[Start of section]
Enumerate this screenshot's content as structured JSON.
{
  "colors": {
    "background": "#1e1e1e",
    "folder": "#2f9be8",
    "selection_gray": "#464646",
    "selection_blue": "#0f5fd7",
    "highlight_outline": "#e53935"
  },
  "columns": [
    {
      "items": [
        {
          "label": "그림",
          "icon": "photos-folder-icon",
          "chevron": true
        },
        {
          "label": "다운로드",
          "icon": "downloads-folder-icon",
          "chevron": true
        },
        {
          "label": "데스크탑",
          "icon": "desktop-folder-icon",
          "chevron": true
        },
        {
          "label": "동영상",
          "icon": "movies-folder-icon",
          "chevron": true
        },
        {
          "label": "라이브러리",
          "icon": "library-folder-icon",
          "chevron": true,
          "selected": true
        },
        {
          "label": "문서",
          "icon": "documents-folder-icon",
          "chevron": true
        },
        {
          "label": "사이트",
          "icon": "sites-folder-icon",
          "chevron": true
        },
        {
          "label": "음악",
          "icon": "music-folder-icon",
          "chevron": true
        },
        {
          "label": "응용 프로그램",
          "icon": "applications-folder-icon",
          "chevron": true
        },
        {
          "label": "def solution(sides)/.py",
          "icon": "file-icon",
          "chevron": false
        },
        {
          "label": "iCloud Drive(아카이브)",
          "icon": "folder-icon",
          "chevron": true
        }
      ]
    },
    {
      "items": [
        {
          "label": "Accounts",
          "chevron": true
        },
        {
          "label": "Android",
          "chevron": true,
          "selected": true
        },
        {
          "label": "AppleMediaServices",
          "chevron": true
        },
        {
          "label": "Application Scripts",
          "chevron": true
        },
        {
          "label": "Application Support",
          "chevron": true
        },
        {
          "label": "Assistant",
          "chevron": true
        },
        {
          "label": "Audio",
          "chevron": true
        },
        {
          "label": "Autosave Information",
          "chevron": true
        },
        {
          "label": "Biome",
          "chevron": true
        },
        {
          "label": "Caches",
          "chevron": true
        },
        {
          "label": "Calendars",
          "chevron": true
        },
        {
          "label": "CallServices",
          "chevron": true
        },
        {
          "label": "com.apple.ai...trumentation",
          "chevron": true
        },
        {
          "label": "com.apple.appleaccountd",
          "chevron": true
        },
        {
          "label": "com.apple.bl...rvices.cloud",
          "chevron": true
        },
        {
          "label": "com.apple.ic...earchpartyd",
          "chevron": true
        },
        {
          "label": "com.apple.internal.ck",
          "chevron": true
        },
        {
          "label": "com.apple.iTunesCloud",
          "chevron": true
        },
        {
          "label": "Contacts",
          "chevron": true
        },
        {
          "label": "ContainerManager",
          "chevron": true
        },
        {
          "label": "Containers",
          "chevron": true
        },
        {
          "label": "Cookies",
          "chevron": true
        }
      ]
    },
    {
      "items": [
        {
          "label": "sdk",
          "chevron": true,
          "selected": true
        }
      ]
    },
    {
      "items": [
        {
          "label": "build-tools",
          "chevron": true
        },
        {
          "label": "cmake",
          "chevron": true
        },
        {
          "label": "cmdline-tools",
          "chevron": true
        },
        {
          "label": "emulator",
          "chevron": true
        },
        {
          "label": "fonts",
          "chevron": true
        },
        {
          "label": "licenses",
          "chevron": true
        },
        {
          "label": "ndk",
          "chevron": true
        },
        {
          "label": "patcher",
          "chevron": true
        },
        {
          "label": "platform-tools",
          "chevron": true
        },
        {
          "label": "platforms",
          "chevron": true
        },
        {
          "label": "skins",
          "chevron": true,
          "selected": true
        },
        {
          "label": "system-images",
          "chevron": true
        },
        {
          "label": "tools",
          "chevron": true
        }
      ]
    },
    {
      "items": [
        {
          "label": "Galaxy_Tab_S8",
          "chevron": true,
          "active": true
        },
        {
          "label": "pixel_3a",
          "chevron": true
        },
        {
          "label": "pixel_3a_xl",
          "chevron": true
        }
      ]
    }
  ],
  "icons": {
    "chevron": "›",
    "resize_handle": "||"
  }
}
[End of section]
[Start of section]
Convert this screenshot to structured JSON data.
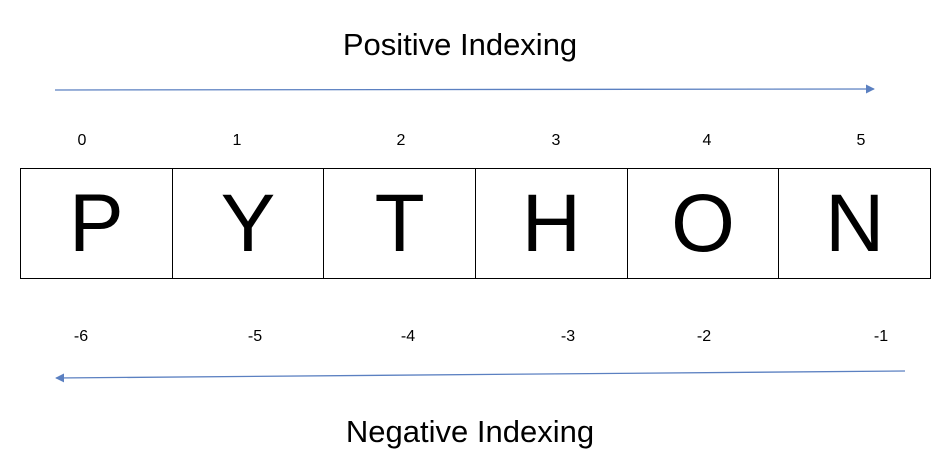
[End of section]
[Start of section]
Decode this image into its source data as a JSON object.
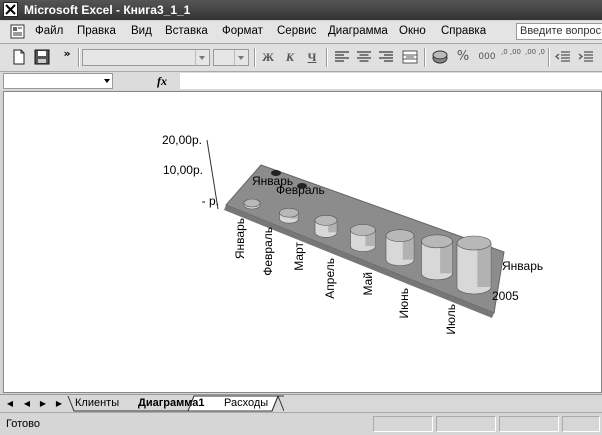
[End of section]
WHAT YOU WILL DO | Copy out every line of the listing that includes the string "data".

YOUR SOLUTION |
Convert this screenshot to structured JSON data.
Decode this image into its source data as a JSON object.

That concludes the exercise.